:: What you should do ::
Would you repeat, exactly as given, the line with "What's the underlying" and every line after it to the end of the entries?

---------- The records ----------

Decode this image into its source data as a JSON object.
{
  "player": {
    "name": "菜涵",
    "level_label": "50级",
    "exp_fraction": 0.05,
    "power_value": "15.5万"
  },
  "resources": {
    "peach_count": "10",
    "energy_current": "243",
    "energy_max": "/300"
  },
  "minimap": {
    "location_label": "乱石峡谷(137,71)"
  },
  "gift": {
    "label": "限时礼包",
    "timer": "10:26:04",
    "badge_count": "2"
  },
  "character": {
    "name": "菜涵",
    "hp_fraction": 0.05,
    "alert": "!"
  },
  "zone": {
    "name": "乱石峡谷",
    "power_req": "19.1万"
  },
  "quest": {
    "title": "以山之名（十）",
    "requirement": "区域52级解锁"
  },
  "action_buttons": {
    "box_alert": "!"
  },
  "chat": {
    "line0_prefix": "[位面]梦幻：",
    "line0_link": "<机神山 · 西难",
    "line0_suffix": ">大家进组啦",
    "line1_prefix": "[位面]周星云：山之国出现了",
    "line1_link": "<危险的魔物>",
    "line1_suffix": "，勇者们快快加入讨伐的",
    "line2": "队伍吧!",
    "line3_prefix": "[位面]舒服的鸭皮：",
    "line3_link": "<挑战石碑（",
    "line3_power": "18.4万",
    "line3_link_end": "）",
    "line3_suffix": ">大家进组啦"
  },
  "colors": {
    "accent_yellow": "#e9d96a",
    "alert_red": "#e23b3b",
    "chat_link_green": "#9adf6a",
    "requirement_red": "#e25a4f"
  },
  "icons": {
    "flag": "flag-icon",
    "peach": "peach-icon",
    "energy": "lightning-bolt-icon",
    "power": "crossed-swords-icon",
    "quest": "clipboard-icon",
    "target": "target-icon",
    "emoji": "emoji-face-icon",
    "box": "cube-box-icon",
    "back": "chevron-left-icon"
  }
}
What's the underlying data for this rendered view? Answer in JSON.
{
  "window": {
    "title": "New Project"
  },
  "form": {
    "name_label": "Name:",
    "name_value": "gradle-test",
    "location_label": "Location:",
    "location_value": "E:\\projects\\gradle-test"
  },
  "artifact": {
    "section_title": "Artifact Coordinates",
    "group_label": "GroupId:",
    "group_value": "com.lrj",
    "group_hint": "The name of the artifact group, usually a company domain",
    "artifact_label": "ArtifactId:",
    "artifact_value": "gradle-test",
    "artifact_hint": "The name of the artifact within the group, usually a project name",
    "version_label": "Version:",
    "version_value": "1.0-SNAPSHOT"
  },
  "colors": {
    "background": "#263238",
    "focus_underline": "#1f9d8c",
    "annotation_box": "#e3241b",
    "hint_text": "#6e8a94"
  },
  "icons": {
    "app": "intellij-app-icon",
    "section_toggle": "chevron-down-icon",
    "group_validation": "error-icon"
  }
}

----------

:: Result of the exercise ::
What's the underlying data for this rendered view? Answer in JSON.
{
  "window": {
    "title": "New Project"
  },
  "form": {
    "name_label": "Name:",
    "name_value": "gradle-test",
    "location_label": "Location:",
    "location_value": "E:\\projects\\gradle-test"
  },
  "artifact": {
    "section_title": "Artifact Coordinates",
    "group_label": "GroupId:",
    "group_value": "com.lrj",
    "group_hint": "The name of the artifact group, usually a company domain",
    "artifact_label": "ArtifactId:",
    "artifact_value": "gradle-test",
    "artifact_hint": "The name of the artifact within the group, usually a project name",
    "version_label": "Version:",
    "version_value": "1.0-SNAPSHOT"
  },
  "colors": {
    "background": "#263238",
    "focus_underline": "#1f9d8c",
    "annotation_box": "#e3241b",
    "hint_text": "#6e8a94"
  },
  "icons": {
    "app": "intellij-app-icon",
    "section_toggle": "chevron-down-icon",
    "group_validation": "error-icon"
  }
}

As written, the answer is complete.